LLCs’ Real Property Sales Resulted in Ordinary Income; Subject to Self Employment Tax
Sales of real property by three related LLCs produced ordinary income rather than capital gain, could not be reported on the installment method, and were subject to self-employment tax. Two of the three LLCs participated as bidders in tax lien auctions throughout Illinois, obtaining certificates of purchase of tax lien after paying taxes and other costs on tax-delinquent properties. Some certificates were assigned to the non-bidding LLC. If the lien was not redeemed by the property owner, the certificate owner would obtain a tax deed and try to sell the property as quickly as possible. Some properties were sold within one year of acquisition, some within two years, and a few after that. The LLCs reported the sales proceeds under the installment method as capital gain, either long- or short term. The IRS determined that the LLCs held the properties primarily for sale to customers in the ordinary course of a trade or business, so the proceeds were ordinary income.
The Tax Court considered various factors and determined that (1) the sales were made frequently and regularly; (2) the sales were substantial; (3) most of the properties were held for a short time; and (4) numerous people were employed to operate the LLCs’ business, all of which weighed against a finding of the properties being capital assets. The nature of the LLCs’ businesses, the relationship of the real property to those businesses, and the sales of the properties being in furtherance of those businesses also weighed against a finding of capital gain. The court concluded that the properties were not capital assets under Code Sec. 1221(a)(1) and the sales proceeds were ordinary income.
Sales of real property held in the ordinary course of a trade or business are considered “dealer dispositions” under Code Sec. 453(l) and, as such, were not reportable using the installment method. Because the sales proceeds were not capital gains, they were not excluded from the computation of net earnings and were subject to self-employment tax under Code Sec. 1402(a).
SI Boo, LLC, Dec. 60,224(M), TC Memo. 2015-19

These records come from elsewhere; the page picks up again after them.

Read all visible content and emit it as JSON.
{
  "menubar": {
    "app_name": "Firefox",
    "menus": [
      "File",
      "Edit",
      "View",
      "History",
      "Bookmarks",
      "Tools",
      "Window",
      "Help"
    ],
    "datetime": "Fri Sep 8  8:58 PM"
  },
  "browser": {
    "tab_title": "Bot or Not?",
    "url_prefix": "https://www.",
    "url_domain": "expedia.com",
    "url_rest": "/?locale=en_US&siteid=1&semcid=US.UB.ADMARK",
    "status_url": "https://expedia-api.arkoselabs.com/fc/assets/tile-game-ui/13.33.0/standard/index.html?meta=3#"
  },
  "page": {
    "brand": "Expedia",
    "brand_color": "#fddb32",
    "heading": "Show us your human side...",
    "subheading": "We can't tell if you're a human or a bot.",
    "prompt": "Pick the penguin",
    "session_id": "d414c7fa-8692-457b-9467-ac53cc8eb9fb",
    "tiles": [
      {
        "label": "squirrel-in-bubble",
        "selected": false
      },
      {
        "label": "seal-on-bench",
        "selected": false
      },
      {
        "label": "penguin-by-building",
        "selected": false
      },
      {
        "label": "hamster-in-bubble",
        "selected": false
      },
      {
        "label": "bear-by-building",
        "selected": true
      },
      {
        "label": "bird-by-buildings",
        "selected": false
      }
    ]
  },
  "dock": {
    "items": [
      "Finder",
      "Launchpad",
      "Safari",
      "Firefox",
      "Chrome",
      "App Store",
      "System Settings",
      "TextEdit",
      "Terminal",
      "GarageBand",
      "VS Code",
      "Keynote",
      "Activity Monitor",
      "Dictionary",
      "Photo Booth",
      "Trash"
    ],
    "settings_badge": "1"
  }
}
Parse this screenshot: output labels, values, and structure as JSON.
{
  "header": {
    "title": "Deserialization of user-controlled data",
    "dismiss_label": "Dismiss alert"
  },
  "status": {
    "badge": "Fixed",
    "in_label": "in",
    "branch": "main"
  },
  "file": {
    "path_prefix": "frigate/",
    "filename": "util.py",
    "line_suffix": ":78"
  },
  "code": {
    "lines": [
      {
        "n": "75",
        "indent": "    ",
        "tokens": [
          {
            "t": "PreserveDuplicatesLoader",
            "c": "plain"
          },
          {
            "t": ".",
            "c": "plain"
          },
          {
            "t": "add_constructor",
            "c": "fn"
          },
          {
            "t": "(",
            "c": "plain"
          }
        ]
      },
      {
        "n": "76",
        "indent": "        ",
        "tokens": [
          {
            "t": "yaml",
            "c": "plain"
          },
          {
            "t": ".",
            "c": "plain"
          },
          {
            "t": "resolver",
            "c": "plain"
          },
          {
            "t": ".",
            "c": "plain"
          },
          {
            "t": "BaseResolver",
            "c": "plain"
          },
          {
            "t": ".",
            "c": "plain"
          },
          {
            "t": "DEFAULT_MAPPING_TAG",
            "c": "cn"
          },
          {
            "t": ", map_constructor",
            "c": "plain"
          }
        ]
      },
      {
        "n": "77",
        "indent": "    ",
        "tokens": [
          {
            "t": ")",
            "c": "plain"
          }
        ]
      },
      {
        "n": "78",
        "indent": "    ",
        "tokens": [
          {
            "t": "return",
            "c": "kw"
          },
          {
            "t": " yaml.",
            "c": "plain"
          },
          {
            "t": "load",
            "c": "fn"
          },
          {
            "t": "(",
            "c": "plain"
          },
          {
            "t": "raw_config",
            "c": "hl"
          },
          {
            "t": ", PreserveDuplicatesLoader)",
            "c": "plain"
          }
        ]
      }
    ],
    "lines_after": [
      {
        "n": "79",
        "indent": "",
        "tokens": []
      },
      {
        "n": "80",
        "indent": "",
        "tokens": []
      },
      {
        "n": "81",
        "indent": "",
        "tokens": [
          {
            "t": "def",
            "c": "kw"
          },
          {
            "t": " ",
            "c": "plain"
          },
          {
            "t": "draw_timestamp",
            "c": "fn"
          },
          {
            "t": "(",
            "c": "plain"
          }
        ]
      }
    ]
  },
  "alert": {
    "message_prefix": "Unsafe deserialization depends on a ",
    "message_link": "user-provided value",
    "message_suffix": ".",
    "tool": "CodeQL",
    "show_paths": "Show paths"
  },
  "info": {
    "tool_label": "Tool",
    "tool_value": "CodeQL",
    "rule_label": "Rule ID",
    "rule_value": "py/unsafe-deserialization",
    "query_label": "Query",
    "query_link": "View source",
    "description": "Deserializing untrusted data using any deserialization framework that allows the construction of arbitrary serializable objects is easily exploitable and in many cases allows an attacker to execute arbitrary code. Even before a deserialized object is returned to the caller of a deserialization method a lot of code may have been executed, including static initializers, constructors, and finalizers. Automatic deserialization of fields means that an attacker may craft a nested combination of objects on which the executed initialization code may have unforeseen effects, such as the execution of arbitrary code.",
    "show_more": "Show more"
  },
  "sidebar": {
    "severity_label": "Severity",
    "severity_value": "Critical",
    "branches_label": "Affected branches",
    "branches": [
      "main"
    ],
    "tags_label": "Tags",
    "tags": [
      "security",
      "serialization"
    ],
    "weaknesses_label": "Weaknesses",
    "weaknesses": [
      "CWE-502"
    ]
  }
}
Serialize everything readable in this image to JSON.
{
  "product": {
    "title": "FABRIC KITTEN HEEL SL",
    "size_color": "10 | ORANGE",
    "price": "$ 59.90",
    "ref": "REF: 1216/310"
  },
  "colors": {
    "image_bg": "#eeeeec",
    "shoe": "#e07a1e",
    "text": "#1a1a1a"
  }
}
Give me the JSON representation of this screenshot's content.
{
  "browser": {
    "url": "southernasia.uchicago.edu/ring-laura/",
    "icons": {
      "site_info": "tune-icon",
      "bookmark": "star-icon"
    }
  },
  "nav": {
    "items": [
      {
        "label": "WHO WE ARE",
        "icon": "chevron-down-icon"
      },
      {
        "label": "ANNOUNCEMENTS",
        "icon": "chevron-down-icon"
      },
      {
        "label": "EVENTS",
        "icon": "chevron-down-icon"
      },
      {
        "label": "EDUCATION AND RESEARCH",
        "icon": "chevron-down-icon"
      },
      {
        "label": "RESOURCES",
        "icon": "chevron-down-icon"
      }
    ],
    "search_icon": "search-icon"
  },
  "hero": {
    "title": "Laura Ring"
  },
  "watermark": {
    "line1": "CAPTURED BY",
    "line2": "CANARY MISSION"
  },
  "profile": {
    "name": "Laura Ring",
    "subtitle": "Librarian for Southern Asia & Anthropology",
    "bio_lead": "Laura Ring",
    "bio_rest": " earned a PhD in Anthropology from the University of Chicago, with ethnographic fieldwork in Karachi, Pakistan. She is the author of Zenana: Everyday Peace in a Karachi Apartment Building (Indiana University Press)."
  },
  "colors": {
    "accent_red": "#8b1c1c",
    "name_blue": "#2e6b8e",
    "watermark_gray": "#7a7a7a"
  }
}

The blog post under the link below deals with the tax consequences of sales of closely held corporate stock, but many of the general points in the post also apply to sales of LLC interests, and all of the points about sales of Subchapter S stock apply to LLCs taxable as S corporations.
Here is the link: http://www.taxlawforchb.com/2015/02/shareholder-buy-outs-in-a-closely-held-corp-part-ii/?utm_source=Tax+Law+for+the+Closely-Held+Business&utm_campaign=9400ed56fe-RSS_EMAIL_CAMPAIGN&utm_medium=email&utm_term=0_4d5d267118-9400ed56fe-73367009
If you have a reasonably active practice in forming LLCs, sooner or later you’ll be advising your LLC clients about issues, including tax issues, in selling interests in their LLCs. For a good discussion of the relevant tax issues, click on the link below. The blog post under the link deals with the tax issues of state-law business corporations, but much of its content applies equally to LLCs.
Peter Mahler, the author of a superb “business divorce” blog (whose posts I often forward to this blog), has kindly told me about another excellent blog, this one on tax, published by members of his law firm. The title of the blog is “Tax Law for the Closely Held Business.” If you want to subscribe, the link is http://www.taxlawforchb.com/. I’m certain I’ll be advising this list from time to time about new posts in the “Tax Law” blog.
New York members of this list may be interested to know that although the principal focus of the above blog is federal tax law, the blog also provides useful guidance on New York state law relevant to closely held businesses and their owners.